Want to improve your family’s mental and physical health, and increase their creativity and learning abilities? Research suggests that a more natural environment can help. So start at home. Whether you’re building a new house or retrofitting an existing home and garden, here are a few tips for applying the Nature Principle. Your kids can help!
Bring the outside in. Create “living walls” of ficus, hibiscus, orchids, and other plants; or an indoor vertical vegetable garden with a drip-irrigation system. Such walls can reduce indoor air pollutants.
Record nature sounds and fill your house with them.
Use nature-based furniture and decorations such as a dresser made of reclaimed wood, or floors or rugs made of sustainable bamboo or bamboo fabric.
Use trees, live or dead, as decoration in high-ceilinged living rooms.
Use lights that adjust throughout the day via sensors at the windows.
Combine solar panels with skylights. Install them over water gardens and other living features.
To protect wildlife, add bird-warning elements to windows.
With your family, plant an organic vegetable garden and include fruit trees.
Install a beehive, or raise chickens or ducks for eggs. Some cities are loosening regulations to encourage yard farming.
Create nature-rich calming places to sit, read, think and do that most radical act: have a conversation.
Reduce your lawn. Replace it with bird-attracting plants, trees and bushes. (Lawns are now the largest irrigated crop in the United States.)
Plant a butterfly garden; help bring back a butterfly migration route.
Space-restricted urbanites can use dwarf tree varieties and mini-gardens to transform small balconies and windowsills.
Install a chlorine-free natural swimming pond cleaned by regeneration zones: aquatic plants, rocks, loose gravel, and friendly bacteria that act as water filters.
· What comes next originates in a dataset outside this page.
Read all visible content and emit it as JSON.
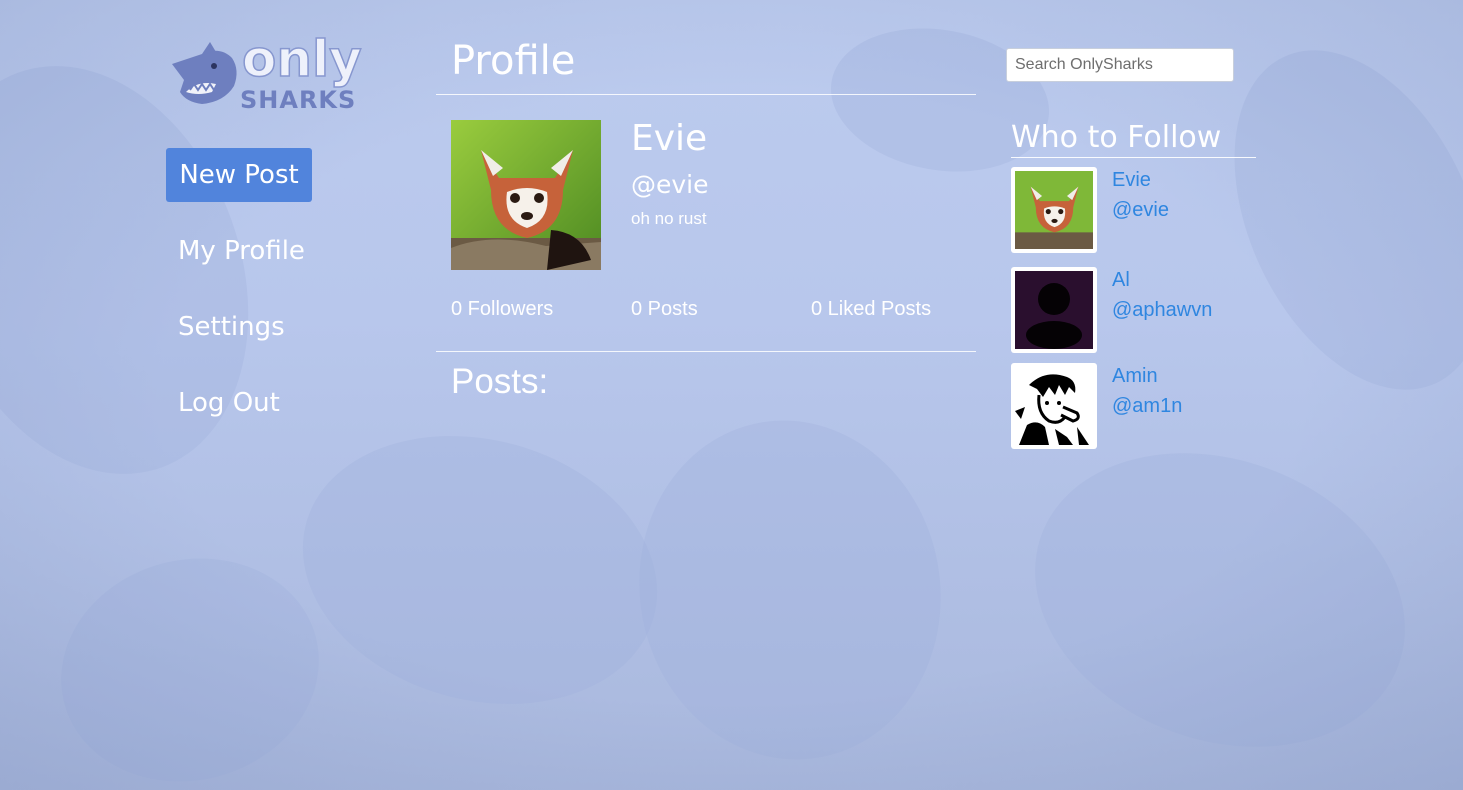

When building a new home
Design natural landscapes to look good from the curb and also from inside the home.
Place the house in sync with the sun’s movements, so that sleeping and waking are in accord with available light; place large windows on the south-facing wall for passive solar heating, but also for a view of nature.
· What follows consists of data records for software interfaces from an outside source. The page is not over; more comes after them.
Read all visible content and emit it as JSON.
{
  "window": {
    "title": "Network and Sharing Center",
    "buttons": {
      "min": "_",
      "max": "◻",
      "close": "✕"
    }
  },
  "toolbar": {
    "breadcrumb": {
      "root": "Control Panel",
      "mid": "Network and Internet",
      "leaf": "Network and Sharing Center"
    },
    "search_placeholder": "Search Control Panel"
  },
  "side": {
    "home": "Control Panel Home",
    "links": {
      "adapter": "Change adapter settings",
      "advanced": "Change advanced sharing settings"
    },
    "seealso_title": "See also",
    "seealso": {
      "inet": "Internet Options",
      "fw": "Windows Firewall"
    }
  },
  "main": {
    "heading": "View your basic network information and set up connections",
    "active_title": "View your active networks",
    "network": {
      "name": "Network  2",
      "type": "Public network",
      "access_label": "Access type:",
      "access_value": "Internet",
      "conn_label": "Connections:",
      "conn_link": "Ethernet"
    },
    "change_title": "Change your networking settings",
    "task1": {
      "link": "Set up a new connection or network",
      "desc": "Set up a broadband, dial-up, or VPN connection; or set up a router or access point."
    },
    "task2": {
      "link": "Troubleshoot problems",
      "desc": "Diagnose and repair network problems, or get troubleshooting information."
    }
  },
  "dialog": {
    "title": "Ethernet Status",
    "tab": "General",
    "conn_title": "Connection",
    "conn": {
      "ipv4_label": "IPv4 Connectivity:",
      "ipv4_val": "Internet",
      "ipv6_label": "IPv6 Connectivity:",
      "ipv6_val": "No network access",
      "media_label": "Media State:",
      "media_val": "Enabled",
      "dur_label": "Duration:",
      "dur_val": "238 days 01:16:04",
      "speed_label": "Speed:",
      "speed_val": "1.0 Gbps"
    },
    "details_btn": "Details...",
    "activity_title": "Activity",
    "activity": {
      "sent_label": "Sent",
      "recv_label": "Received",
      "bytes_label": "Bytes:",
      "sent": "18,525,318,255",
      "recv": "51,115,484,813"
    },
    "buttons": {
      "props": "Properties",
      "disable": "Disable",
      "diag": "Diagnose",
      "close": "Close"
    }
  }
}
Design for natural airflow with appropriately placed windows and high ceiling fans for natural ventilation.
If site and regulations allow, build your home with cordwood masonry (lumber set in earthen mortar), cement mixed with recycled-paper pulp, aerated concrete or straw-bale walls. Homes built with these materials can be so energy efficient that they need no air-conditioning – and you’ll receive the health benefits of fresh air.
Install a super-insulated green roof that can last 80 years (compared with the 40-year average for conventional roofs) and at the same time create wildlife habitat – which may improve your mental health.
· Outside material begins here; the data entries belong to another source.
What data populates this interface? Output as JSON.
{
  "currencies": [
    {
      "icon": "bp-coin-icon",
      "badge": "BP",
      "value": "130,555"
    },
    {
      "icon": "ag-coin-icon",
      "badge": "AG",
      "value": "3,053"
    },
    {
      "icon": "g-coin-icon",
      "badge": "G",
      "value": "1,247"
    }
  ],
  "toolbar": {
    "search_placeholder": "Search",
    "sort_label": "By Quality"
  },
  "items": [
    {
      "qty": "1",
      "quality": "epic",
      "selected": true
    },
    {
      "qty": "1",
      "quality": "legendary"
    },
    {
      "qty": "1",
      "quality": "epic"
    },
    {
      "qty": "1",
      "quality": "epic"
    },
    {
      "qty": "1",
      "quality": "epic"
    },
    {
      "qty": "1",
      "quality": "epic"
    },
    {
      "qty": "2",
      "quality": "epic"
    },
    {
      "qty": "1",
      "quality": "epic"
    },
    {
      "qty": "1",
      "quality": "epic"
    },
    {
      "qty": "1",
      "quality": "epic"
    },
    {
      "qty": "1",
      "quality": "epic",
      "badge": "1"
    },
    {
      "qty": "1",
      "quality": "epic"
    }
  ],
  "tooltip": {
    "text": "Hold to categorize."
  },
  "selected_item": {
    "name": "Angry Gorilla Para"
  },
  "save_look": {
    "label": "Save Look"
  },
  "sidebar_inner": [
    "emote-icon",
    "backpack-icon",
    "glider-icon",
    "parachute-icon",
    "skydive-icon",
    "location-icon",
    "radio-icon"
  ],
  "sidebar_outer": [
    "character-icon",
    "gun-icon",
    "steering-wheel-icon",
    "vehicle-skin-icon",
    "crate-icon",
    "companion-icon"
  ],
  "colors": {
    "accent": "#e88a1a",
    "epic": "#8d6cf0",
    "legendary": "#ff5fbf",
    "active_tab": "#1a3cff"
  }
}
Whenever possible, use local materials to reflect the natural history of the region to may deepen your sense of regional and personal identity. ________________________
Richard Louv’s newest book,OUR WILD CALLING: How Connecting with Animals Can Transform Our Lives — and Save Theirs, includes scores of stories that people tell about animal encounters and relationships that have changed their lives. VITAMINN, offers 500 ways to build a nature-rich life in urban, suburban and rural communities. His other books include: LAST CHILD IN THE WOODS: Saving Our Children from Nature-Deficit Disorder and THE NATURE PRINCIPLE: Reconnecting With Life in a Virtual Age. He is co-founder and chairman emeritus of the Children & Nature Network. Follow Richard Louv on Facebook and @RichLouv on Twitter.